▶ _DATASET_
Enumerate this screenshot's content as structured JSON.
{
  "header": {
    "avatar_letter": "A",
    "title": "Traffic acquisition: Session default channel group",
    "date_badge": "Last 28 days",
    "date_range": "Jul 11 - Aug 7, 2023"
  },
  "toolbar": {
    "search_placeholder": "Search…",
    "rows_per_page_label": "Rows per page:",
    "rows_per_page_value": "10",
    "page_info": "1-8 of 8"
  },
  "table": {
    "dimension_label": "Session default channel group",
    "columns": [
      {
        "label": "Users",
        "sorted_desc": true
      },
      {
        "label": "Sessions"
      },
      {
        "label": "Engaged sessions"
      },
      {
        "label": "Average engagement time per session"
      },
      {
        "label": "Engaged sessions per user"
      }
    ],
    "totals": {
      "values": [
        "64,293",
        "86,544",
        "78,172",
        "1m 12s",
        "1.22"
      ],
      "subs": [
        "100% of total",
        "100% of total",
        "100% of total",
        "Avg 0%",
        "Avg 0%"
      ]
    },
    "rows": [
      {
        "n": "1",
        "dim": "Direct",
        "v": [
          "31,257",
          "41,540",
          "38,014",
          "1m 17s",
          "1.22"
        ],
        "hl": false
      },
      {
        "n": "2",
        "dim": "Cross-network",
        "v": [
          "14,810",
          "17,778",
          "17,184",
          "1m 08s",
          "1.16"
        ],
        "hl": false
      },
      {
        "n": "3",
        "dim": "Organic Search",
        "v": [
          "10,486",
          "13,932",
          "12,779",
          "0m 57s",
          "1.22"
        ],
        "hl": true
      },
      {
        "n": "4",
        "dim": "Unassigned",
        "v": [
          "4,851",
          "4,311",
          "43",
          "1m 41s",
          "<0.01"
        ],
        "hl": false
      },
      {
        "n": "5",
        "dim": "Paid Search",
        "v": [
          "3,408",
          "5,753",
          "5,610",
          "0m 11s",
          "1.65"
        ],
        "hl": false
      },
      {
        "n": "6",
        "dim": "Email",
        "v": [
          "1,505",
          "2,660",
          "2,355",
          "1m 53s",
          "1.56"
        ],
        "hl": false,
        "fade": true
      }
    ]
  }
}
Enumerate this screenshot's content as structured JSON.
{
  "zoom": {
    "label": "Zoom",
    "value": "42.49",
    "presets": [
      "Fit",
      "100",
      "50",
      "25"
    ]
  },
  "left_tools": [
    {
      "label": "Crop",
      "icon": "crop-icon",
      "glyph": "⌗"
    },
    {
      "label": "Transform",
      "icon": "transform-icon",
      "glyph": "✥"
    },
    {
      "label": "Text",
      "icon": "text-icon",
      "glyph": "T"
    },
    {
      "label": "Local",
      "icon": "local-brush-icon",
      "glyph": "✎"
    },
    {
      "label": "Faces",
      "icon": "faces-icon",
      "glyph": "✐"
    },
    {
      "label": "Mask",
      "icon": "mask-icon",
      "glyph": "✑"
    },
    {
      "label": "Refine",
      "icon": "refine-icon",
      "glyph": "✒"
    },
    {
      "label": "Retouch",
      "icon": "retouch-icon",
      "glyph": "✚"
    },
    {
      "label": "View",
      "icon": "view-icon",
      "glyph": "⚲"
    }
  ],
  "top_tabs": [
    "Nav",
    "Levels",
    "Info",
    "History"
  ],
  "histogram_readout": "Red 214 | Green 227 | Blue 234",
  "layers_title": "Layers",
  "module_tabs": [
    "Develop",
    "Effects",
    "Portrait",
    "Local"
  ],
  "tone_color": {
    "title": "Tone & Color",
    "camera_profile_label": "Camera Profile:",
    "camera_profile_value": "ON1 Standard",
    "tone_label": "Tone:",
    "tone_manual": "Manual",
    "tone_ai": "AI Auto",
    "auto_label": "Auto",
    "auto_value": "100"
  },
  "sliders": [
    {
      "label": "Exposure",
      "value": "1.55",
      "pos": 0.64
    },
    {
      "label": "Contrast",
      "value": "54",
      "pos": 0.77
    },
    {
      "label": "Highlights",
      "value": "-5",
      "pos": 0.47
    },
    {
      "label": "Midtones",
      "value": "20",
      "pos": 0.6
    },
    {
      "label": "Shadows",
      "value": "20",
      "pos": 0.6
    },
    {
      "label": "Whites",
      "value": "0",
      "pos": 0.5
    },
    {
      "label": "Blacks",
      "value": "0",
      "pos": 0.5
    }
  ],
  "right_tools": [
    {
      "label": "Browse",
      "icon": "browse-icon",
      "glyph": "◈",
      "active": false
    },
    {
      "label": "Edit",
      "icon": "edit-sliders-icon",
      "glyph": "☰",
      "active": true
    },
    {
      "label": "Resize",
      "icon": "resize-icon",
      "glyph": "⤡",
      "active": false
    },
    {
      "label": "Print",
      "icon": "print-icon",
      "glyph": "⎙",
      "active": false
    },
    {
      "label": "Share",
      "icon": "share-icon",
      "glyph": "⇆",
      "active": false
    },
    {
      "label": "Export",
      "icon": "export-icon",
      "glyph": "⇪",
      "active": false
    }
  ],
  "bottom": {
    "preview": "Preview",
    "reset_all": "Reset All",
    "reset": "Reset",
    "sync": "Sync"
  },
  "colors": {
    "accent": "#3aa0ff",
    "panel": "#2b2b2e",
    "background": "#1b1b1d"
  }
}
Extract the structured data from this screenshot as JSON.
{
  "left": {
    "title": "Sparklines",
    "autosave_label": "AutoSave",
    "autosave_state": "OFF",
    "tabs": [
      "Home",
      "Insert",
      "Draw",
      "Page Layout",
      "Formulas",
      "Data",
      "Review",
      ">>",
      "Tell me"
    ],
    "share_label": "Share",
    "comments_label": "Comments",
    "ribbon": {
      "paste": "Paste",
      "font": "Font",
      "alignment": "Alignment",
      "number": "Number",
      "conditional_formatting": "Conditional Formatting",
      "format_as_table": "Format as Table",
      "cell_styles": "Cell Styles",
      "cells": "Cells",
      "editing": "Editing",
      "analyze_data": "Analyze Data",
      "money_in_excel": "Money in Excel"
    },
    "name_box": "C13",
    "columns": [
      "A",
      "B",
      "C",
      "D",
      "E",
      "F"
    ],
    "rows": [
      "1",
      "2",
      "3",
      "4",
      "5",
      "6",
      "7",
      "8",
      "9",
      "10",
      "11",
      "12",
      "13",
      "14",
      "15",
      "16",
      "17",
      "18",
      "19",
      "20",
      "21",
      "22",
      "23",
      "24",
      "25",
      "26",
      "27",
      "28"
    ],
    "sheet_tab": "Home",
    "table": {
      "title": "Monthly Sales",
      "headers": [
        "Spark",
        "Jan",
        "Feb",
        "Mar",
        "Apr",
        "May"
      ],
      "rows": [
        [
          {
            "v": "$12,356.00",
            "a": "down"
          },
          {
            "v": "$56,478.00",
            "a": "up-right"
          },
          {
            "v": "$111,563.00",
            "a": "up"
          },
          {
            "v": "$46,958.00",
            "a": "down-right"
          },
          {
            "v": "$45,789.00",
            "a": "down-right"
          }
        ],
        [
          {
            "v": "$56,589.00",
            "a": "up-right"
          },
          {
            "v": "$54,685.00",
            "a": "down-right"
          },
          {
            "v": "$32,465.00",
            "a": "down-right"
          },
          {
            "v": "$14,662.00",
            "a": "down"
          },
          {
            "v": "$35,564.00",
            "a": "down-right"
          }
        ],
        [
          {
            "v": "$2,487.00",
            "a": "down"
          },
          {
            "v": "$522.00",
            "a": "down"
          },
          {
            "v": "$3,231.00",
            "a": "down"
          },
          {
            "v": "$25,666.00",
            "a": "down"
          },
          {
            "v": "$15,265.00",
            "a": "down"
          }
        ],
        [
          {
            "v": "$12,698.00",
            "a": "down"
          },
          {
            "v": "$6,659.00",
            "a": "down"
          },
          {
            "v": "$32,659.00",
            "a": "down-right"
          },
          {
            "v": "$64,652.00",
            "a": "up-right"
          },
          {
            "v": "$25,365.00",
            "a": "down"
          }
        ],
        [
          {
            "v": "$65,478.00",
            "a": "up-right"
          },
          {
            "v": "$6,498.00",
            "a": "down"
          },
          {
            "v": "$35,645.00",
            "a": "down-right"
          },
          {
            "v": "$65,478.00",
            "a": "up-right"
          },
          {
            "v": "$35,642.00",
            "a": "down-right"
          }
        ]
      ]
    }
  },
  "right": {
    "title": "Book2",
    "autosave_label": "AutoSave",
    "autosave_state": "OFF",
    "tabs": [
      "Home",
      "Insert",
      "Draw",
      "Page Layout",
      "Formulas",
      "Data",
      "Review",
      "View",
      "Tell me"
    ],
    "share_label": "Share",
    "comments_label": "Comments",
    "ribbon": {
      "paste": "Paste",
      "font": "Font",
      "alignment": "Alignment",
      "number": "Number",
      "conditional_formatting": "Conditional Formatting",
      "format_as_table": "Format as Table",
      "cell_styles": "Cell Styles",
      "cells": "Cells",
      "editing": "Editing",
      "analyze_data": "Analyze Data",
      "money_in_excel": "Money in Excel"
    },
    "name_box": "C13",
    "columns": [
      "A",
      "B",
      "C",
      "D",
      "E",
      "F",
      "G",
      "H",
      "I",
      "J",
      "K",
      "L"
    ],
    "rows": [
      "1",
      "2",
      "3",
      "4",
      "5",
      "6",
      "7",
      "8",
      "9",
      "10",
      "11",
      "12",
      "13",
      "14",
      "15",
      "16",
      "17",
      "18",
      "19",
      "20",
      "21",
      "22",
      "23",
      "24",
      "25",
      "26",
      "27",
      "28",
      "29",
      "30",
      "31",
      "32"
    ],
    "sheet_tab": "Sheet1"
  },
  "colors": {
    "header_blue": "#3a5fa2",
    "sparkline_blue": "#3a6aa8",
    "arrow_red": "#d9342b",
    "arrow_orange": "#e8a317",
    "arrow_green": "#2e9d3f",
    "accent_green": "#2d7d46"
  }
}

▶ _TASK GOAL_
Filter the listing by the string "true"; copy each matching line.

▶ _WRITTEN RESPONSE_
        "sorted_desc": true
        "hl": true
        "fade": true
      "active": true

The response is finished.